[Records excerpted from a collection]
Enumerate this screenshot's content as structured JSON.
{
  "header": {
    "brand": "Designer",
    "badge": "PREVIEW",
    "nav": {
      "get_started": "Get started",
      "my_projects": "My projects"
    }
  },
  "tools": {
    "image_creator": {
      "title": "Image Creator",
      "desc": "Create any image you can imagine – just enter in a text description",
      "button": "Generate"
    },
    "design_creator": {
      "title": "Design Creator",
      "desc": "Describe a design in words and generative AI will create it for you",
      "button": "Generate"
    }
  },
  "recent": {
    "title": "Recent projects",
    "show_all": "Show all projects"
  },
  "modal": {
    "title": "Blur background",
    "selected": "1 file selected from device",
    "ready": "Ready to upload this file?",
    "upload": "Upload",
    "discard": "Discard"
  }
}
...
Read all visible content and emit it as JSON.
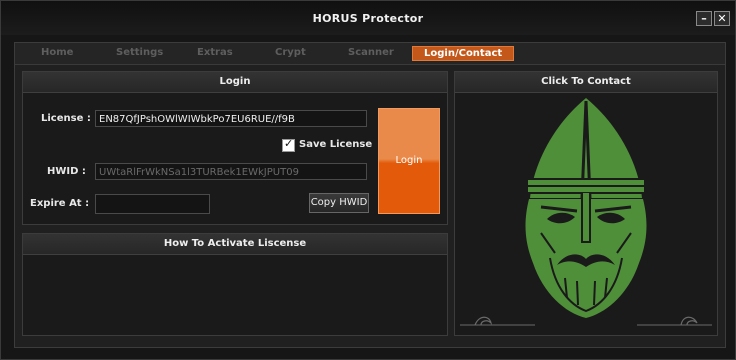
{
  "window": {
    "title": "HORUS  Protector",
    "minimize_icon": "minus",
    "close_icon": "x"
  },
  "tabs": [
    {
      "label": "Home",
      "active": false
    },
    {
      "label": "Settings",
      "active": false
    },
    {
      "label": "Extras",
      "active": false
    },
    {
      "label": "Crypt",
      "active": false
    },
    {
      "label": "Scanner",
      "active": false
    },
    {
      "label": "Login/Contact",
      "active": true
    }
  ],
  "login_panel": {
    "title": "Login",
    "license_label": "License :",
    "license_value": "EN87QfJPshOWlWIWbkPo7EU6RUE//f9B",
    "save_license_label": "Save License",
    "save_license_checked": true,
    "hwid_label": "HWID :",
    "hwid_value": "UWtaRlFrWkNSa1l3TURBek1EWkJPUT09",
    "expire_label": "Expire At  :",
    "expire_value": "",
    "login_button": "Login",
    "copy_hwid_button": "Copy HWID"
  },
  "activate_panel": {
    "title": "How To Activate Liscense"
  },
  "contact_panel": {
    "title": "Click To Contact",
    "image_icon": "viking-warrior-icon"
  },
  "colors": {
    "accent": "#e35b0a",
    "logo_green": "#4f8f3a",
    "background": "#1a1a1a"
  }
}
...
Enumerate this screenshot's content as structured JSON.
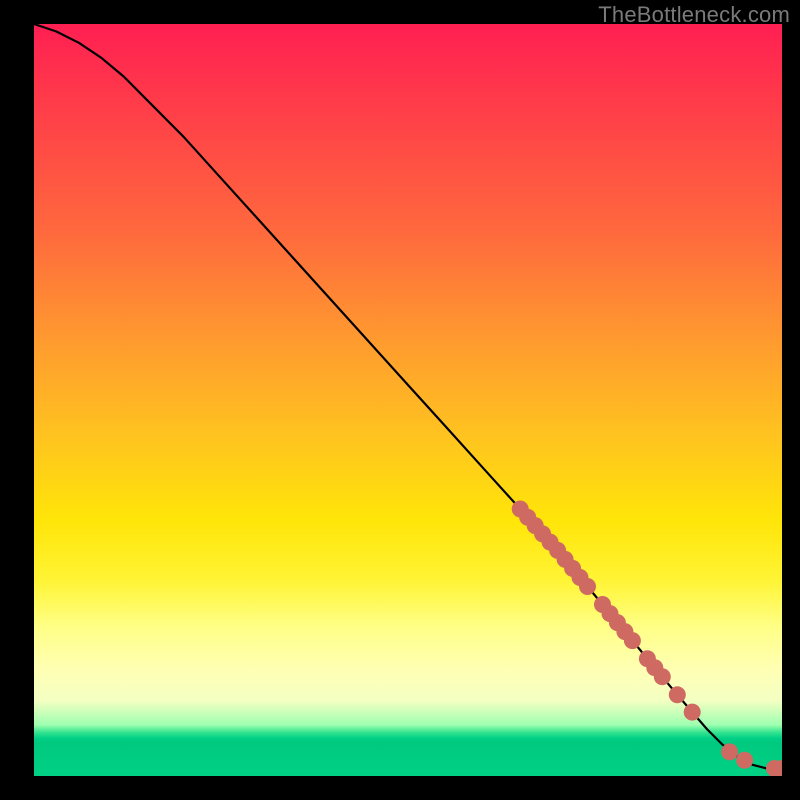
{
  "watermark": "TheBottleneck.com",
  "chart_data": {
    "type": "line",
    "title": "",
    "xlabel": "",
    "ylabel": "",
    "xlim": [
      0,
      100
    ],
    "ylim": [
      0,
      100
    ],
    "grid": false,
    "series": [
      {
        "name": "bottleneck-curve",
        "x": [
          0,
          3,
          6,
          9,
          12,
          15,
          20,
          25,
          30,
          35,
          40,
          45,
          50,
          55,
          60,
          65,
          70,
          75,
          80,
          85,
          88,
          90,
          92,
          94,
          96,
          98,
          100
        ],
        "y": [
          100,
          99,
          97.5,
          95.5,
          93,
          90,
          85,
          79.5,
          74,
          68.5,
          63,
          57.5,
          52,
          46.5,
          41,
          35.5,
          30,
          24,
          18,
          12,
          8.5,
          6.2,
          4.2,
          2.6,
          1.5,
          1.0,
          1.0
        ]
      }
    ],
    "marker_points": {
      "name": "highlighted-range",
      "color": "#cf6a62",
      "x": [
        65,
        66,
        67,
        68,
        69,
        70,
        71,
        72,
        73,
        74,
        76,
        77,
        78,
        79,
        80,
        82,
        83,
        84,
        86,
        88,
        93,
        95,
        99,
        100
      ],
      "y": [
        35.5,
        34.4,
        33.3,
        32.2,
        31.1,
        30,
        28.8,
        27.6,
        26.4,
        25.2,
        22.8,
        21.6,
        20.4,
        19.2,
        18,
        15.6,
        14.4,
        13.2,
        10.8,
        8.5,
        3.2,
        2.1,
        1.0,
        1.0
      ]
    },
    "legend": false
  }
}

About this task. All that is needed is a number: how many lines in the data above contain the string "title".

Result of the task. 9